We loved the Galapagos so much, we have decided to stay another week and go to a couple of more islands. If you wish to see a photo slide show of our Galapagos trip, click here

Visiting the Capital City of Ecuador (Quito)

On our way to the Galapagos Islands, we stayed a few days in Ecuador’s capital, Quito.  Quito is a highland area, its elevation is 9,350 feet.  Even though we lived in Denver, Colorado for 14 years (5,280 feet), we found ourselves getting tired quickly and experiencing headaches.   But we did not let that detour us from getting out and exploring the city.

We booked a city tour, which was about a 6 hour tour that showed all the highlights of Quito.  If you visit, I suggest you do the same, as Quito is a very large city — spans almost 30 miles and has 1.5 million residents.    Quito is an old city and certainly shows it’s age.  It has some beautiful Spanish architecture, but like many large cities, it has become dirty and sports a lot of graffiti.   But we certainly enjoyed our short stay here.

If you wish to see a photo slide show of our Quito trip, click here.

Notice the high elevation

We started our tour visiting the statue of the Virgin Mary. She has a dragon at her feet and is said to protect the city from volcanoes. Quito is built around a volcano — so I can see why they needed this protection!

The Virgin Mary
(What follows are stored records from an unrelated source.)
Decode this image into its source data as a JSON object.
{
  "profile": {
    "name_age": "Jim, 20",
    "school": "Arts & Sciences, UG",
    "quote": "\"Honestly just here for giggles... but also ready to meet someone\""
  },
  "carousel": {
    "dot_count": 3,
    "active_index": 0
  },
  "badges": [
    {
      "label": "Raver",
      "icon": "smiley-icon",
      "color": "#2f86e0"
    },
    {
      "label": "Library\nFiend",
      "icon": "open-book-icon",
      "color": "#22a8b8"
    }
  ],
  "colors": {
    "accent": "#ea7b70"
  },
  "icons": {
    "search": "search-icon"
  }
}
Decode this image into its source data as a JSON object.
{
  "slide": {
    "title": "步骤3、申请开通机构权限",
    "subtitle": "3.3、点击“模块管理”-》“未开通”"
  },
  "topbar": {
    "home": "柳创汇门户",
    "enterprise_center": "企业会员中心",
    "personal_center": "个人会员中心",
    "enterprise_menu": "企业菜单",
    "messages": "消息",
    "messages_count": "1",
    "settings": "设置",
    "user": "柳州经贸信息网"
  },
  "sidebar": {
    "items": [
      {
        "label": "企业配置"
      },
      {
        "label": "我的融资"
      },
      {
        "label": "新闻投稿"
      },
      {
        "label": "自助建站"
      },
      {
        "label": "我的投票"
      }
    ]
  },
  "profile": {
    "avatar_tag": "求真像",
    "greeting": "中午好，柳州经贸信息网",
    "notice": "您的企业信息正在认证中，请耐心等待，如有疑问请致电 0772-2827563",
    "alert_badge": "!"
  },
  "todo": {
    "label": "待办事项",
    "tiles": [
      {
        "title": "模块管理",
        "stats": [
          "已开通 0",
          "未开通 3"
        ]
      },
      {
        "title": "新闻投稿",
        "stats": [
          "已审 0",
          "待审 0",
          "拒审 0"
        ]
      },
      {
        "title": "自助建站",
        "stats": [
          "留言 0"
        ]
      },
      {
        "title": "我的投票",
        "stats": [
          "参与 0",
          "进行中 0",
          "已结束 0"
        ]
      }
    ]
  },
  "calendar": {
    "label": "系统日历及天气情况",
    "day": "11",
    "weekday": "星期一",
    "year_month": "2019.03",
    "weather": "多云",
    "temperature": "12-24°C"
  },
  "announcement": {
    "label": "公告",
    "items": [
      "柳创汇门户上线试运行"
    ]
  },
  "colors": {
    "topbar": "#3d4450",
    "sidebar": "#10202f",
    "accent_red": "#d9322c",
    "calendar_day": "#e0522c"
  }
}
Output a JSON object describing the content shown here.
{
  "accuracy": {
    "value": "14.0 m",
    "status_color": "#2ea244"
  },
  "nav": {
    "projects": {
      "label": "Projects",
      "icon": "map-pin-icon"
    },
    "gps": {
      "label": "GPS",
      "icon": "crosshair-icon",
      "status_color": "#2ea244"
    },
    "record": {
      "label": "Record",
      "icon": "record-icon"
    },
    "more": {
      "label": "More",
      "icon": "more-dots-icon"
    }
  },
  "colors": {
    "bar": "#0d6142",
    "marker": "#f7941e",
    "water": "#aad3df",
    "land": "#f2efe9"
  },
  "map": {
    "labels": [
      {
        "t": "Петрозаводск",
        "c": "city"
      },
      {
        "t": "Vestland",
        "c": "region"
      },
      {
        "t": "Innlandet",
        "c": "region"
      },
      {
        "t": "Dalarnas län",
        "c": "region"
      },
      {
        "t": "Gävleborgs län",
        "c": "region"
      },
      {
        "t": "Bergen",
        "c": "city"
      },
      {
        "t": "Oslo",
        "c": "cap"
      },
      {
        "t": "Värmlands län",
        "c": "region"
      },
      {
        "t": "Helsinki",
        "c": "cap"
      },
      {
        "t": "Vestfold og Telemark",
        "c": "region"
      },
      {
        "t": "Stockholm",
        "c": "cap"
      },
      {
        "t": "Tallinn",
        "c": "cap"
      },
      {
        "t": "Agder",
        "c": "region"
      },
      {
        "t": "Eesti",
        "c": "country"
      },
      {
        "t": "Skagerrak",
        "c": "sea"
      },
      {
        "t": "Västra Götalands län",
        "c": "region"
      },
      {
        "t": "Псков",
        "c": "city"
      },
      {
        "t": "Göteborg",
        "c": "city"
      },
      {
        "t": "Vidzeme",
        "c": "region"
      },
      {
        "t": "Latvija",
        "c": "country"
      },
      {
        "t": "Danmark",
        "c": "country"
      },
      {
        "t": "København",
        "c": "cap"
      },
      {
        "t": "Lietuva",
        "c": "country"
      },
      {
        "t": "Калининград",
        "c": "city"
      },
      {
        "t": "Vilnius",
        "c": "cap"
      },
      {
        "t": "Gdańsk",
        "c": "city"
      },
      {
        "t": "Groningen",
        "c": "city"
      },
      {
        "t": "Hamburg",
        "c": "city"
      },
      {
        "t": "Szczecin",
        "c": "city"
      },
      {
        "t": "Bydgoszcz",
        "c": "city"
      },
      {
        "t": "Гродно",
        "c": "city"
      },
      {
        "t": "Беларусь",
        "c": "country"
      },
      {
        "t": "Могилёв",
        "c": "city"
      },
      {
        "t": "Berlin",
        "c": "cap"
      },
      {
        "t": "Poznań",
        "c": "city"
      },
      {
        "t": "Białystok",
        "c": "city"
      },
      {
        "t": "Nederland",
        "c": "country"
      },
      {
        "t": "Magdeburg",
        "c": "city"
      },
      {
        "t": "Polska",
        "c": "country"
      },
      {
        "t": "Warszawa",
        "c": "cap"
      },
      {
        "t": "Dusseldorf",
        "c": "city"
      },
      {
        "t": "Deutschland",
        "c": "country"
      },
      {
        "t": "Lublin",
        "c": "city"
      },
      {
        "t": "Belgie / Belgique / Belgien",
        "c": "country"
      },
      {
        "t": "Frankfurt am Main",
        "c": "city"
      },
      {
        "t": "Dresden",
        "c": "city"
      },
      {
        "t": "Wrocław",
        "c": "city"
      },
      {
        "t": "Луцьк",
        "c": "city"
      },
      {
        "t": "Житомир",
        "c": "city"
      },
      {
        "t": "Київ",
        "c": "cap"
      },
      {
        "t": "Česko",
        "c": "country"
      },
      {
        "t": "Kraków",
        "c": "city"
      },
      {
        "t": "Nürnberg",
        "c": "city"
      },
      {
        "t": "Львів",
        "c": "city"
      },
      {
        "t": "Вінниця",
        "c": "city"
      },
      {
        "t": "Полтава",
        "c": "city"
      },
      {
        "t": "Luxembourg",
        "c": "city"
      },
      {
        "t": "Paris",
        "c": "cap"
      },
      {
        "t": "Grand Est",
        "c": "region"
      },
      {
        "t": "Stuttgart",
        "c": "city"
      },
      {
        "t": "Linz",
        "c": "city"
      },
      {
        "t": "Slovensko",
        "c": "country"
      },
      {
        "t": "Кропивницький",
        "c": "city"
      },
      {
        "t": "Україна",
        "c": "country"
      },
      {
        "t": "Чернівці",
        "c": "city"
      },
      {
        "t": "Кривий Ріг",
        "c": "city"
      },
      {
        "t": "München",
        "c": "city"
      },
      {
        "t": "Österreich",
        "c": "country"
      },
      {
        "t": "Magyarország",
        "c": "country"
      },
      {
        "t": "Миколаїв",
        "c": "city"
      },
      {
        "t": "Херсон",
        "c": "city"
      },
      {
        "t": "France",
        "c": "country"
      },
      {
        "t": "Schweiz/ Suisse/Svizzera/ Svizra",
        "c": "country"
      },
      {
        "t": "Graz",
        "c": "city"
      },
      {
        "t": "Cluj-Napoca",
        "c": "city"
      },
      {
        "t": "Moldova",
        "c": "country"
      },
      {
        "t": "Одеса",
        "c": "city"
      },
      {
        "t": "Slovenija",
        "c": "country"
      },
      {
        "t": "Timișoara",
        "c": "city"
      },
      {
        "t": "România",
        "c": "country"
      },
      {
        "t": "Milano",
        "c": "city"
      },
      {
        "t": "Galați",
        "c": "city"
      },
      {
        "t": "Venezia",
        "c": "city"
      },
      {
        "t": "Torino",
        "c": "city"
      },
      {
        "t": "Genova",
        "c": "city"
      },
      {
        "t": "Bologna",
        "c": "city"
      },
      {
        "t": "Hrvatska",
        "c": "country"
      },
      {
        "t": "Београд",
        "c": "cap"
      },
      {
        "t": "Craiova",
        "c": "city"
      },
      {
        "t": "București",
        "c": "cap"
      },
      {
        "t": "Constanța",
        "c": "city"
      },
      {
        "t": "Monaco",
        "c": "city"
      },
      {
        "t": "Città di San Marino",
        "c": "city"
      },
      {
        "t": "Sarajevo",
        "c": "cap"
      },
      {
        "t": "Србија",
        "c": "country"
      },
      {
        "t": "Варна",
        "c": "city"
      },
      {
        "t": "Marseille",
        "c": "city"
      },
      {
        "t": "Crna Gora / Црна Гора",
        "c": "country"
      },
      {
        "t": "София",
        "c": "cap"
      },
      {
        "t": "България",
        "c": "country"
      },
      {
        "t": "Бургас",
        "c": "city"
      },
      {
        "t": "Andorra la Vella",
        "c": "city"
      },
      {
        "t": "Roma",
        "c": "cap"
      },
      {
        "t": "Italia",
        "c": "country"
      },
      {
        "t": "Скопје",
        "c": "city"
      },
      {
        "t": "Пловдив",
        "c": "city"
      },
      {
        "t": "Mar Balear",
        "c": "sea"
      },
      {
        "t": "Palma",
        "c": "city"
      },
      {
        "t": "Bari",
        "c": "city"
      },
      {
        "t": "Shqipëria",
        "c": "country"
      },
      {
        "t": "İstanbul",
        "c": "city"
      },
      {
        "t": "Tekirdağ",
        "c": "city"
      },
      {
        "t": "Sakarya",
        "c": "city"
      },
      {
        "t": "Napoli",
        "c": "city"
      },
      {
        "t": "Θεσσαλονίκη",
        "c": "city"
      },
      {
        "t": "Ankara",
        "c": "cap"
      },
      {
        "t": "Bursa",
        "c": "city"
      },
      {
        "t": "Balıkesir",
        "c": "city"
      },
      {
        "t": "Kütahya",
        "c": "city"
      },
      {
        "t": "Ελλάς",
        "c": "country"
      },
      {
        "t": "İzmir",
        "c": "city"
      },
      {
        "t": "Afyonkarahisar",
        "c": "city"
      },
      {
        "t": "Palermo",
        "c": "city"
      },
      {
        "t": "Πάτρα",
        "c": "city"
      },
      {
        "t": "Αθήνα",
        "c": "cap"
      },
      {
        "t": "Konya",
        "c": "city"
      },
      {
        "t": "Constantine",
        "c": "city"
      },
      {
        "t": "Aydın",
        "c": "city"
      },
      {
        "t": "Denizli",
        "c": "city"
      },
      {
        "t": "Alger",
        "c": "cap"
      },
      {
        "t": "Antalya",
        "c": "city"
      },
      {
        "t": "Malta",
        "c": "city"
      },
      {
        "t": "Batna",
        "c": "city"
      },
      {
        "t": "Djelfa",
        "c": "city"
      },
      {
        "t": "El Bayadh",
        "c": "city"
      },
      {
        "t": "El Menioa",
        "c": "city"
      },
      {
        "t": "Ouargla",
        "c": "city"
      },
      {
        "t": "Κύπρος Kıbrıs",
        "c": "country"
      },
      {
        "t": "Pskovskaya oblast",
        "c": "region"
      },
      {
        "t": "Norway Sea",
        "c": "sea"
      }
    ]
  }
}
We then traveled to La Rhonda, the first area of land settled in Quito. La Rhonda is supposed to mean “walk around”, as many people who lived here in the early days liked to take walks after eating.

La Rhonda

Quito has many churches and beautiful plazas. Most of the population is Catholic.

Catholic Church

La Plaza Grande (Independence Plaza)

It was also very cool to see some of the indigenous people walking around in their best dress. Everyone in Quito was very friendly. Lynn and I are beginners in the Spanish language but was surprised at how well we managed to ask for directions, order food, and make small talk.

The Virgin Mary

We also visited the stunning Basilica del Voto Nacional, this is a very large church, built in a Gothic style. We were able to go into the church and climb stairs up to the top of the towers where it afforded us an incredible view of the city.

Basilica del Voto Nacional

View from the top

We ended our tour by visiting the center of the earth. Quito Ecuador is located at the very center of the earth (0 degrees longitude). They showed us some cool events that happen.

If you pour water into a sink while sitting on the center, it flows directly down without any swirling. If you step a few feet to the Northern hemisphere, the water drains with a counter-clockwise swirl. Step a few feet into the Southern hemisphere, the water drains with a clockwise swirl. I was shocked that it happened right in front of us!

The Center of the Earth

Next we will be traveling to the Galapagos Islands.   If you wish to see a photo slide show of our Quito trip, click here